Bernstein's work was concentrated in the fields of neurobiology and biophysics. He is remembered for his explanation regarding the origin of the "resting potential" and "action potential" of nerves and muscles. In 1902 he developed the "membrane theory" of electrical potential in biological cells and tissues, a theory that provided the first practical physico-chemical explanation of bioelectric events. This hypothesis is considered to be the first actual quantitative theory in the field of electrophysiology.
Bernstein (1902, 1912) correctly proposed that excitable cells are surrounded by a membrane selectively permeable to K+ions at rest and that during excitation the membrane permeability to other ions increases. His "membrane hypothesis" explained the resting potential of nerve and muscle as a diffusion potential set up by the tendency of positively charged ions to diffuse from their high concentration in cytoplasm to their low concentration in the extracellular solution while other ions are held back. During excitation, the internal negativity would be lost transiently as other ions are allowed to diffuse across the membrane, effectively short-circuiting the K+ diffusion potential. In the English-language literature, the words "membrane breakdown" were used to describe Bernstein's view of excitation. (From Ion Channels of Excitable Membranes, Third Edition, by Bertil Hille).

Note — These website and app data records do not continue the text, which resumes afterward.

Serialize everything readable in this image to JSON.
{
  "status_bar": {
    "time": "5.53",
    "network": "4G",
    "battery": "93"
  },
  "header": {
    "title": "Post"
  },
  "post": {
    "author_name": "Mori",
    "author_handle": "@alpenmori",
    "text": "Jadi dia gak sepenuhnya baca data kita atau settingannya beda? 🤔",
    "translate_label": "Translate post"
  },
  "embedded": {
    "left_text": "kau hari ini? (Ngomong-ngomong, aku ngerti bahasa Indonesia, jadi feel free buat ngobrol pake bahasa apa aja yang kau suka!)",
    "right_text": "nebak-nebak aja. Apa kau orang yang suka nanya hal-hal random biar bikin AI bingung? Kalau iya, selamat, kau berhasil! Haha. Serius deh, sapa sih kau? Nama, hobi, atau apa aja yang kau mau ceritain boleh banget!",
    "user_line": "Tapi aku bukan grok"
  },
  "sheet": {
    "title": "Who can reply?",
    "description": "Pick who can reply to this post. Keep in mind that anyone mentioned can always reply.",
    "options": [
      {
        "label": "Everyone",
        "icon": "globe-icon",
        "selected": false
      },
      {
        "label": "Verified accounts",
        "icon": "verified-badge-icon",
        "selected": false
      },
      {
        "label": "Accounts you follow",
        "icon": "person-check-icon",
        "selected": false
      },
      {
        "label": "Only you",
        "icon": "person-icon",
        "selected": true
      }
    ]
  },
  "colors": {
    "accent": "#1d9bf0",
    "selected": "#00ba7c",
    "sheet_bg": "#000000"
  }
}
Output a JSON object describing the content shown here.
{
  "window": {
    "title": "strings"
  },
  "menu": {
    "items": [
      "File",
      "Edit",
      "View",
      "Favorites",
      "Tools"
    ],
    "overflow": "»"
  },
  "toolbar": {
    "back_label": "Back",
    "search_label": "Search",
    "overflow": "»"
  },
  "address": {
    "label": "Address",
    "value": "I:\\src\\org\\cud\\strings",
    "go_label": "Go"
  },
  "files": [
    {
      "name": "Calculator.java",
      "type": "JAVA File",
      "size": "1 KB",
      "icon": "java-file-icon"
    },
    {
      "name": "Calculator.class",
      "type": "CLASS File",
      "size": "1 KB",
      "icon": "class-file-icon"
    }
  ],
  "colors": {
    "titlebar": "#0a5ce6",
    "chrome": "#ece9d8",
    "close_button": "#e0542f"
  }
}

His pioneering research laid the groundwork for experimentation on the conduction of the nerve impulse, and the transmission of information in the nervous system. He is credited with invention of a "differential rheotome", a device used to measure the velocity of bio-electric impulses.
- Untersuchungen über den Erregungsvorgang im Nerven- und Muskelsysteme, Heidelberg: Winter, 1871 - Experiments on the excitation process in nerve and muscle systems.
- Die fünf Sinne des Menschen, Leipzig: Brockhaus, 1875 - The five senses of humans.
- Die mechanische Theorie des Lebens, ihre Grundlagen und ihre Erfolge. Braunschweig: Vieweg, 1890 - The mechanical theory of life, etc.
- Lehrbuch der Physiologie des thierischen Organismus, im speciellen des Menschen. Stuttgart: F. Enke, 1894 - Textbook of physiology on the "animal organism", etc.
- Elektrobiologie: Die Lehre von den elektrischen Vorgängen im Organismus auf moderner Grundlage dargestellt. Braunschweig: Vieweg, 1912 - Book on electrobiology.
|Wikisource has original works written by or about:
- Seyfarth E-A. (2006), "Julius Bernstein (1839–1917): pioneer neurobiologist and biophysicist", Biological Cybernetics 94: 2–8